═══ Entries supplied ═══
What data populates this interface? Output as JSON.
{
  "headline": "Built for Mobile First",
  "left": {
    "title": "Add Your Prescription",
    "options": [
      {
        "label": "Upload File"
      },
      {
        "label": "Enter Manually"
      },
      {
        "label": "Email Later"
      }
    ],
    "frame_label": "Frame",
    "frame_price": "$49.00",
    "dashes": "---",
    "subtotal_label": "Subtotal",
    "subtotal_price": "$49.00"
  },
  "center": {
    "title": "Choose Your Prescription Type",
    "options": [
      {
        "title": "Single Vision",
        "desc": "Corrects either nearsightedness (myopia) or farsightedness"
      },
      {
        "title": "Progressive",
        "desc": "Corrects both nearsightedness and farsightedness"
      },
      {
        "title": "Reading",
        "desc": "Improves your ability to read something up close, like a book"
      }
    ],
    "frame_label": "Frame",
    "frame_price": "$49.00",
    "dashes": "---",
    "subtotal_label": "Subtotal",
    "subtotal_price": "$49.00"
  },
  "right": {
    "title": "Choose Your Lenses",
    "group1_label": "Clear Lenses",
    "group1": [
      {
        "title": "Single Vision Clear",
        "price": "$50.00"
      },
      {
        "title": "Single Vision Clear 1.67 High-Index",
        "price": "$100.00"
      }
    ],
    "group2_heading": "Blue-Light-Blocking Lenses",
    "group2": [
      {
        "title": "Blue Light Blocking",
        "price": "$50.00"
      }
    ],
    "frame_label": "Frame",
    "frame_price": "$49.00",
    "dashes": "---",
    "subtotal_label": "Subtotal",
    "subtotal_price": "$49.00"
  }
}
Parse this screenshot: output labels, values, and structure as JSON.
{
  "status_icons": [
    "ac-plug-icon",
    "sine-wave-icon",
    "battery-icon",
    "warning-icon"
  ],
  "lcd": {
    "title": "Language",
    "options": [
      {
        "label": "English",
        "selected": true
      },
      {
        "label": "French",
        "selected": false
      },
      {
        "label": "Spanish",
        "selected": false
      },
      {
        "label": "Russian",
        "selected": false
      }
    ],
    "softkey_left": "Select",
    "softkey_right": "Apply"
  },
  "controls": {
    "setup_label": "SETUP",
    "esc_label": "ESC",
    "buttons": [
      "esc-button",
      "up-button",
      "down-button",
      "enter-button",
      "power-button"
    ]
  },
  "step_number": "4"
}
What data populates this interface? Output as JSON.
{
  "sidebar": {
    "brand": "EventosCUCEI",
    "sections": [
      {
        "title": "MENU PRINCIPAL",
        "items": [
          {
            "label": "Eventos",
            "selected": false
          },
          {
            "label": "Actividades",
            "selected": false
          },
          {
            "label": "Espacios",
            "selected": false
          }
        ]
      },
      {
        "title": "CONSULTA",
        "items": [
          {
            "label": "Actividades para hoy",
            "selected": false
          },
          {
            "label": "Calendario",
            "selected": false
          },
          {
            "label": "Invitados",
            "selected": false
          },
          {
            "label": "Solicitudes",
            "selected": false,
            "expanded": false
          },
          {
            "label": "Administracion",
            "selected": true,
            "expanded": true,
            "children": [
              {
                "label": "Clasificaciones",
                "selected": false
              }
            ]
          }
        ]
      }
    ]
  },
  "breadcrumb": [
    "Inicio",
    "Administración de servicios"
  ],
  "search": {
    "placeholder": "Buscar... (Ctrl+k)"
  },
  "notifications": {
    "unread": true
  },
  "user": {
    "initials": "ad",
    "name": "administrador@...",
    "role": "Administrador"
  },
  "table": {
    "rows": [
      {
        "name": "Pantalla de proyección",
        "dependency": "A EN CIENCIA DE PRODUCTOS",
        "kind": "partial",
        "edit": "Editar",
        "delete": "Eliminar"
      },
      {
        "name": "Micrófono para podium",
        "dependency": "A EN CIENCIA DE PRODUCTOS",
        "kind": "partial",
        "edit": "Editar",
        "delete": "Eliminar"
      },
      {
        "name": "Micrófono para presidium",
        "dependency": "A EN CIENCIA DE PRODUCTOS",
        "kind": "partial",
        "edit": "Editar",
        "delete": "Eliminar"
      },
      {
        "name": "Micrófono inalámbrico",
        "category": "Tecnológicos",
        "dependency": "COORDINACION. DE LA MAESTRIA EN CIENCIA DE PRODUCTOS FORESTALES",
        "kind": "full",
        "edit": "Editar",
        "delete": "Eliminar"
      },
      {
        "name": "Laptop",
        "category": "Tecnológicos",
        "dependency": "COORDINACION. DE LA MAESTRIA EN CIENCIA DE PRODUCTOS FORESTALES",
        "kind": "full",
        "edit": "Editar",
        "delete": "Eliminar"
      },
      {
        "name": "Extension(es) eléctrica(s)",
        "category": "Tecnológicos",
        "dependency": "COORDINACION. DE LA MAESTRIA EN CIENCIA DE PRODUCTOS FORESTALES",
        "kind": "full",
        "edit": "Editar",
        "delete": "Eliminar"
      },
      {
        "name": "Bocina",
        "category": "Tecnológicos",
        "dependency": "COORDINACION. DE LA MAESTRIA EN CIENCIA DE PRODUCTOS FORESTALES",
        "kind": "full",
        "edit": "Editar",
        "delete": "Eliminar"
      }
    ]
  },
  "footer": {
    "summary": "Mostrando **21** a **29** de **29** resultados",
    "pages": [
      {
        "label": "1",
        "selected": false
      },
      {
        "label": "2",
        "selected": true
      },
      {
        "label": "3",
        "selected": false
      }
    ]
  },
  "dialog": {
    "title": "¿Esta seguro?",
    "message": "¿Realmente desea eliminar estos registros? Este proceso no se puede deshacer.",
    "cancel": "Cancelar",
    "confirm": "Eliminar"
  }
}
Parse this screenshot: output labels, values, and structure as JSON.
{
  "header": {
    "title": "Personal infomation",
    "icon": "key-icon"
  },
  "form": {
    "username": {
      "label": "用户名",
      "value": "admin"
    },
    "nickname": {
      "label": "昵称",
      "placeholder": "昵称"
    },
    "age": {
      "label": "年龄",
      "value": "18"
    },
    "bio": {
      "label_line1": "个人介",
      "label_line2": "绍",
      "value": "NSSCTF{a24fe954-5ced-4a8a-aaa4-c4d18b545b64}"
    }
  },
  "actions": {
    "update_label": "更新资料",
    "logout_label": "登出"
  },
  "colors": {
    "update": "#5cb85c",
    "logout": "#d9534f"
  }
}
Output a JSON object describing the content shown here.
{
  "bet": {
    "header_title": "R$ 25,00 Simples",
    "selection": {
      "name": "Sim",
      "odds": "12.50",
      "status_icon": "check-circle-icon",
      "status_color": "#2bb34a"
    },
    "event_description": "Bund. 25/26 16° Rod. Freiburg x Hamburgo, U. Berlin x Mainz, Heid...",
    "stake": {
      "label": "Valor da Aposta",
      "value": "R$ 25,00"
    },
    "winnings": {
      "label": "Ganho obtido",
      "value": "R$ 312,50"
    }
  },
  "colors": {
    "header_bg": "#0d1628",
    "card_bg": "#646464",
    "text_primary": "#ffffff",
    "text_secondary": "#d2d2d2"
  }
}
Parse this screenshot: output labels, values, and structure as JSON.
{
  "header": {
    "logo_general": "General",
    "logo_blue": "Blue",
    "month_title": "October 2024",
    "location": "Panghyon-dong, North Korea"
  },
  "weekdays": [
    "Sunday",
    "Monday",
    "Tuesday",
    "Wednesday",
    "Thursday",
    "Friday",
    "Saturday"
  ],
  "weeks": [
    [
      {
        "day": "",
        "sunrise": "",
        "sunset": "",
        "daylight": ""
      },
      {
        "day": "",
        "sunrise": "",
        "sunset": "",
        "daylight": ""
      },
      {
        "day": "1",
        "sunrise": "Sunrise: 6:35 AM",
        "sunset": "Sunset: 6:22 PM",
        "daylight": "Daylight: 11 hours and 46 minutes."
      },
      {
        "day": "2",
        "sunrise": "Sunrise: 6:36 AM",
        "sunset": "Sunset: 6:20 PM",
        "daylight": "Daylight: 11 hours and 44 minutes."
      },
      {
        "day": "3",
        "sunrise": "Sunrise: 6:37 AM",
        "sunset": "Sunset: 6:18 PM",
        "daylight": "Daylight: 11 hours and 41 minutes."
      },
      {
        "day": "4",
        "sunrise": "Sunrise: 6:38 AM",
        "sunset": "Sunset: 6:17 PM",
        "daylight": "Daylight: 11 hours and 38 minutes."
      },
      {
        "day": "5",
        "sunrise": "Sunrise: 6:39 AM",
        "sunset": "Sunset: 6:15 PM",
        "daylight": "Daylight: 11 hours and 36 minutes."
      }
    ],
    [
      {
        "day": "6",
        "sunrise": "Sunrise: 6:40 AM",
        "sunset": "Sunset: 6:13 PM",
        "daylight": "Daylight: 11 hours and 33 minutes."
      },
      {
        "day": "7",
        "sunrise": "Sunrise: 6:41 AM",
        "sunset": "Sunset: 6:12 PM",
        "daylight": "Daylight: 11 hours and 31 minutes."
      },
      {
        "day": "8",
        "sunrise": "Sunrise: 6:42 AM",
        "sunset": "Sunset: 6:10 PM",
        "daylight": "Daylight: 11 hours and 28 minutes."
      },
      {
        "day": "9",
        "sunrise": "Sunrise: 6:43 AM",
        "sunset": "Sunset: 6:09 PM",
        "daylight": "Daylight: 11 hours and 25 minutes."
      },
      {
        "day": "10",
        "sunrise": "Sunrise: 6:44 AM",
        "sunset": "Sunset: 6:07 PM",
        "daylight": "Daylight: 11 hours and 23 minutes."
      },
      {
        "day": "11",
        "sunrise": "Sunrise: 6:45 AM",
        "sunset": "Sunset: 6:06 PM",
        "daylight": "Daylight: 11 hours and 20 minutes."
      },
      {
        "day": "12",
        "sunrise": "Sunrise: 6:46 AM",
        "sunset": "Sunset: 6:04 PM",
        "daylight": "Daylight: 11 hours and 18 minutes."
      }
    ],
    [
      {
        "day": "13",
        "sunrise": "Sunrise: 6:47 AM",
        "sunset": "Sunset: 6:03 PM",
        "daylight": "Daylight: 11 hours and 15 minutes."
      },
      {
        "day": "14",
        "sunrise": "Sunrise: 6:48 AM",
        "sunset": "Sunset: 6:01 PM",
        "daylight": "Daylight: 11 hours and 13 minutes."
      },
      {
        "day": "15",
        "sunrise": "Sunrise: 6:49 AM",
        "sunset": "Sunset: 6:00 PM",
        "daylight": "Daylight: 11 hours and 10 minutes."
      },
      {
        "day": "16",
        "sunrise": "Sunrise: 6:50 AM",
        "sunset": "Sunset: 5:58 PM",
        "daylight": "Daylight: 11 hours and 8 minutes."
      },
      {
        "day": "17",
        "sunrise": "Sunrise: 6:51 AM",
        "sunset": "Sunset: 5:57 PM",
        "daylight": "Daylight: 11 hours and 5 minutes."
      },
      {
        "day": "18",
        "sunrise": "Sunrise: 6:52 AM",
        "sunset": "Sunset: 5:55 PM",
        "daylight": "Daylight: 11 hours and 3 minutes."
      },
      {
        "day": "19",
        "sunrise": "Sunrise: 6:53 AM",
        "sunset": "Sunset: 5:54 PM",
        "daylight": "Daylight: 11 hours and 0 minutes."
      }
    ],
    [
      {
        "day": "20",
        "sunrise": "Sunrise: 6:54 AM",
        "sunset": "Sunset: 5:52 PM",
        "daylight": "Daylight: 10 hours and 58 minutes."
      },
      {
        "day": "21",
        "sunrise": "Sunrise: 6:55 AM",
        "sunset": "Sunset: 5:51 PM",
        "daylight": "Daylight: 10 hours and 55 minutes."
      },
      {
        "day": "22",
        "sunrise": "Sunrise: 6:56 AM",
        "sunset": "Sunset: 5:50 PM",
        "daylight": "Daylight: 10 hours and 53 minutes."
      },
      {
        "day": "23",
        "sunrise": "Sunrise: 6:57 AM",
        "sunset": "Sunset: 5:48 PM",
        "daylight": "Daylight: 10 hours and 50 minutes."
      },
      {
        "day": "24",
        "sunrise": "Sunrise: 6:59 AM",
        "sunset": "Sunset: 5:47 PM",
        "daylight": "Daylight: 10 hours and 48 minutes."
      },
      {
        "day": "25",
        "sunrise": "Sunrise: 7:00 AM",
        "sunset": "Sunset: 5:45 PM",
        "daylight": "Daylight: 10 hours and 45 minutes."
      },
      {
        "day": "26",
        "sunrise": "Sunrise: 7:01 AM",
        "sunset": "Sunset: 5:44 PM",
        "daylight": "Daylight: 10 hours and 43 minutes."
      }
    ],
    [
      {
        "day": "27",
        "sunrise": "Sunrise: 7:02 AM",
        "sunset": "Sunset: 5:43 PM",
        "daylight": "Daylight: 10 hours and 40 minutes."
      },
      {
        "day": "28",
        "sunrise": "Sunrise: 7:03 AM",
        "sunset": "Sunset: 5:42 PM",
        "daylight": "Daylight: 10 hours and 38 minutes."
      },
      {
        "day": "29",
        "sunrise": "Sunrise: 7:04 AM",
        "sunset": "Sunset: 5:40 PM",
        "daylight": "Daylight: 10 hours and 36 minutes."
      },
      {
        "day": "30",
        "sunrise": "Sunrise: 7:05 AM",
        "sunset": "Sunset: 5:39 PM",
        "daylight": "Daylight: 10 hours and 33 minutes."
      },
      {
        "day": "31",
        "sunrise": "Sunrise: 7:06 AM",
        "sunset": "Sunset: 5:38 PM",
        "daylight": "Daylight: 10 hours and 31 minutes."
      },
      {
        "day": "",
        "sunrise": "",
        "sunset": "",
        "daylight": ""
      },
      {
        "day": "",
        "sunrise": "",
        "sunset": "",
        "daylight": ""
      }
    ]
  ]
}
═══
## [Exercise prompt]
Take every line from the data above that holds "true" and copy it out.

## [Exercise result]
        "selected": true
            "selected": true,
            "expanded": true,
    "unread": true
        "selected": true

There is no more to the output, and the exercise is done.